2. In a process, the steps of reacting an unsaturated fatty acid containing -18 carbon atoms with an SO,- SO; solution, distilling ofi unreacted liquid S0,, maintaining the temperature of the reaction mixture in the range of approximately 25-50 F., removing evolved S0,, adding a base selected from the group consisting of sodium hydroxide, potassium hydroxide, sodium bisulfite, an aliphatic primary amine, an aliphatic secondary amine and an aliphatic tertiary amine to the reaction mixture until the pH of the reaction mixture is in the approximate range of l-4.3, and preferably in the approximate range of 2-2.5, continuously removing evolved S0 and after removal of S0 adding additional base to the stripped reaction mixture until the pH of the reaction mixture is approximately 6.

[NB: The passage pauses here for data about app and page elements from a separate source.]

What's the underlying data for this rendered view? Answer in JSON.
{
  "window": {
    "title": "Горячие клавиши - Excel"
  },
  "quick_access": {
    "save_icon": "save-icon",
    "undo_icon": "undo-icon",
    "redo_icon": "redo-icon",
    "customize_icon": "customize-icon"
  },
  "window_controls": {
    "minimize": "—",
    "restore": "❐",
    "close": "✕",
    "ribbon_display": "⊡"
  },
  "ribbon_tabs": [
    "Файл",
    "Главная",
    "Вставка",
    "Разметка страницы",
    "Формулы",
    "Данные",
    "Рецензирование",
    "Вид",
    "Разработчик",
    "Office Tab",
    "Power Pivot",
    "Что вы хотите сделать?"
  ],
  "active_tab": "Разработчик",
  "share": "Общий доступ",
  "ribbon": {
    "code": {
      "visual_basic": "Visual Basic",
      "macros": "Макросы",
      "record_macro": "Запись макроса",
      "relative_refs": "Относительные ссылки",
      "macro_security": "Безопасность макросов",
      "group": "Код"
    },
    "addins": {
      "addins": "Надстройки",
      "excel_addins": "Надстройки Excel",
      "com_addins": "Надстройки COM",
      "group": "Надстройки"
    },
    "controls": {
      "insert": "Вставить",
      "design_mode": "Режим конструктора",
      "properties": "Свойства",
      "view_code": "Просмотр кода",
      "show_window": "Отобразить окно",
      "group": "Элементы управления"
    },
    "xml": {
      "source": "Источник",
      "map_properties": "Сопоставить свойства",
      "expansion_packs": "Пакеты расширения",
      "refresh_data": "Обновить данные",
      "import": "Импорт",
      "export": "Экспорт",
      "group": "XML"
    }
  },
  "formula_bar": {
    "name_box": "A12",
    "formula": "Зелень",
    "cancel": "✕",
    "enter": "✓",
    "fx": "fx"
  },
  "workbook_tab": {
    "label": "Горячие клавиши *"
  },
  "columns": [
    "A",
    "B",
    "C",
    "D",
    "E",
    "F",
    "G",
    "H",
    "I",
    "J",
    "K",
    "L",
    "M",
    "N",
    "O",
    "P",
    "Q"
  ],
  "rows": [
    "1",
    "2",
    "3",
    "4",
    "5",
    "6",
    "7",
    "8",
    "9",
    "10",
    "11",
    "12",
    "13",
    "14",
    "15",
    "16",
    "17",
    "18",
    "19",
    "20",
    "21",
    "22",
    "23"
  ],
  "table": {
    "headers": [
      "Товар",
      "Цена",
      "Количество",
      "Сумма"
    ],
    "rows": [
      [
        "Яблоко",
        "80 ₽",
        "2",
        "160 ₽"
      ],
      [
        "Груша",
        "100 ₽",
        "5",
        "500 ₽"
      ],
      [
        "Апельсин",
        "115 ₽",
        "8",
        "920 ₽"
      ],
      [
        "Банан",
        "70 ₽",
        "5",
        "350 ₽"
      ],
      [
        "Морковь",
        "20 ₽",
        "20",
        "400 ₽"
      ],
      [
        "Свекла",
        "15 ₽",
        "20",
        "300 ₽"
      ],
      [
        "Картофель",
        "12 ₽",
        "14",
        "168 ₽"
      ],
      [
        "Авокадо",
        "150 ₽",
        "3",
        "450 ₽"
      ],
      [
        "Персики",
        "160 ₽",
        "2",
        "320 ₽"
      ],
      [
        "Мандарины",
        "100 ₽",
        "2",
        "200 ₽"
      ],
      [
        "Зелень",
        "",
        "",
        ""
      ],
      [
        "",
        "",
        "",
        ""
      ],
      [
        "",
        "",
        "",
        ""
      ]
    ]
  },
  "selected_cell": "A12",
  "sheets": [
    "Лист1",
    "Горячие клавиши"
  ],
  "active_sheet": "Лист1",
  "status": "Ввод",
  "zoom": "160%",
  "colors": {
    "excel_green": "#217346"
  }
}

3. In a process, the steps of reacting a fatty acid from the group consisting of undecylenic, palmitolic, oleic, linoleic, linolenic and vaccenic with an $0 -$0 solution, distilling of]? liquid unreacted S0 maintaining the temperature of the reaction mixture in the approximate range 25-30" F. and scavenging evolved S0 in a current of air, adding a base selected from the group consistin gof sodium hydroxide, potassium hydroxide, sodium bisulfite, triethanolamine, monoethanolamine, diethanolamine, di-n-butylamine, diethylamine, isopropylamine and Z-ethylhexylamine to the reaction mixture until the pH of the reaction mixture is in the approximate range 1-4.3, and preferably in the approximate range 2-2.5, continuously removing evolved S0 and then after removal of S0 adding additional base to the stripped reaction mixture until the pH of the reaction mixture is approximately 6.
4. A process as described in claim 3 in which the sulfonated reaction mixture before partial neutralization contains approximately 30% S0 and the neutralized sulfonated reaction mixture contains approximately .5 to .7% S0 5. A process as described in claim 3 including the step of heating the neutralized sulfonated reaction mixture with addition of necessary water to a temperature in the approximate range of -195 F. to hydrolyze sulfate groups.
References Cited in the tile of this patent UNITED STATES PATENTS 2,195,145 Crittenden Mar. 26, 1940 Hanan aTATEs PATENT @FFICE CERTIFICATE OF CORRECTlON Patent No, 2,878,271 March 17, 1959 William S Little at film It is hereby certified that error appears in the -printed specification of the above numbered patent requiring correction and that the said Letters Patent should read as corrected below.
Column 1, line 53, for des'ribem read described column 2,, line 36;, after "as" insert bases line 54;, for "80 read m SO oolumn 4;, lines 3 and 4, strike out "27 at which its potential balances that applied to the content 28 by the unit 22. as determined by the energizatiom'; column 5, line 32, for "continuoutly read. continuously 001mm. line 17, for sistin gof" read sisting of a Signed and sealed. this 11th day of August 1959b Attest:
AXLINE ROBERT C. WATSON Attesting Ofidcer Commissioner of Patents